* _What you need to do_:
Go through the following listing and count each line that contains the string "screenshot"; the answer is that number alone.

* _Information_:

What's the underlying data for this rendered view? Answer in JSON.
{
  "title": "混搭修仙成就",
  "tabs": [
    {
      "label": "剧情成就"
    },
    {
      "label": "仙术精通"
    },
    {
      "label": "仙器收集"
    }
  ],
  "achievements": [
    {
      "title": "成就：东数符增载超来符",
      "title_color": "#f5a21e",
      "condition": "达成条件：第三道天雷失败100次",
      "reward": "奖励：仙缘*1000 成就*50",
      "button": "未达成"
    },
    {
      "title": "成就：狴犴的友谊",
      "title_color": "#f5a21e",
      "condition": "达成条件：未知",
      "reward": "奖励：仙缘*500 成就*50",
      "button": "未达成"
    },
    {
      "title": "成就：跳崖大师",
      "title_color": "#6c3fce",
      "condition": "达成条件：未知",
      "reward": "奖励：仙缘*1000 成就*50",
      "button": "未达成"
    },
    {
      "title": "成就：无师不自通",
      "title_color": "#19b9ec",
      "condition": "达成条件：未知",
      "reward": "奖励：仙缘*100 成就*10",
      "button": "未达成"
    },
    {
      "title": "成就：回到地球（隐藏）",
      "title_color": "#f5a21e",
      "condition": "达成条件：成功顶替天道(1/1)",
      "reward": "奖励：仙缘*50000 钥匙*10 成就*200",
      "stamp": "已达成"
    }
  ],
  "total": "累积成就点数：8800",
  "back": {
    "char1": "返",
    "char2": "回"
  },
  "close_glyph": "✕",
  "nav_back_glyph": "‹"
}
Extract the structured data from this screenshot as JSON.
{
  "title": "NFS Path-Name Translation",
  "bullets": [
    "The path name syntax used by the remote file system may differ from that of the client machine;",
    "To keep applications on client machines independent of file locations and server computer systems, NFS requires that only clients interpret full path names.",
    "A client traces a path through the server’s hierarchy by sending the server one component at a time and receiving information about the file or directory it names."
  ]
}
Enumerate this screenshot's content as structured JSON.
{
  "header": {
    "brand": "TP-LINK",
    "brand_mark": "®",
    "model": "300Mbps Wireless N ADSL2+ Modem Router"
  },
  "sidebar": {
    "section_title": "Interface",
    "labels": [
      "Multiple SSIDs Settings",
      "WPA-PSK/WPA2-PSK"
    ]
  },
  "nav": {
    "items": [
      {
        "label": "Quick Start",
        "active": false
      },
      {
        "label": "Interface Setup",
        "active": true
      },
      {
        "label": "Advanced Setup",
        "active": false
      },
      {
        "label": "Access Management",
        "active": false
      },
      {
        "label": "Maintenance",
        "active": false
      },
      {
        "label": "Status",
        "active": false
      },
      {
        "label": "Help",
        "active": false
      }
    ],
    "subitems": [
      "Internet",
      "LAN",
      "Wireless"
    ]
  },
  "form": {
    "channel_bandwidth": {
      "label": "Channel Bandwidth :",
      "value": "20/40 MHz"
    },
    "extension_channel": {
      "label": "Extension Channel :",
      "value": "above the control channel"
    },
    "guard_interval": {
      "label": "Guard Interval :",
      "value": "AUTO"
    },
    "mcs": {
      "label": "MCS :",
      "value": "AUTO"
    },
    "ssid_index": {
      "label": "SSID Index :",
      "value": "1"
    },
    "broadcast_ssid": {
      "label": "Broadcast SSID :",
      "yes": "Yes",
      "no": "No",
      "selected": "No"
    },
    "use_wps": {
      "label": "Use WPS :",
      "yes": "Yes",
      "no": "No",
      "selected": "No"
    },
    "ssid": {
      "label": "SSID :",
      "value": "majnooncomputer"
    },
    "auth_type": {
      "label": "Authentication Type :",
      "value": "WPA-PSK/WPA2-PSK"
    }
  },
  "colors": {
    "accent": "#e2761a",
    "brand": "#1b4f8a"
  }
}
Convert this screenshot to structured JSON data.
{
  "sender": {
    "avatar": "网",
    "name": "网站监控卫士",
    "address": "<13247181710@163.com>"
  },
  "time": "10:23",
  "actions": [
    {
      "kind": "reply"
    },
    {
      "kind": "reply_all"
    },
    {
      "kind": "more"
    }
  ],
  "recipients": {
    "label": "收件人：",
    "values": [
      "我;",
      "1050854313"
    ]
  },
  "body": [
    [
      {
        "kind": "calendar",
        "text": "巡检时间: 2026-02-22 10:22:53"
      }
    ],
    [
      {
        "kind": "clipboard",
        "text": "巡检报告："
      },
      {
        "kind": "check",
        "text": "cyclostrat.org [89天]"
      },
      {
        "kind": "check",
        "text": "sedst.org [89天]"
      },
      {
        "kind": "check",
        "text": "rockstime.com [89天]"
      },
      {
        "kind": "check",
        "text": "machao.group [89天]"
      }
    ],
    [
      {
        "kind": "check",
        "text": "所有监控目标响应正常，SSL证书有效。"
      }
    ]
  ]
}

* _Exercise solution_:
3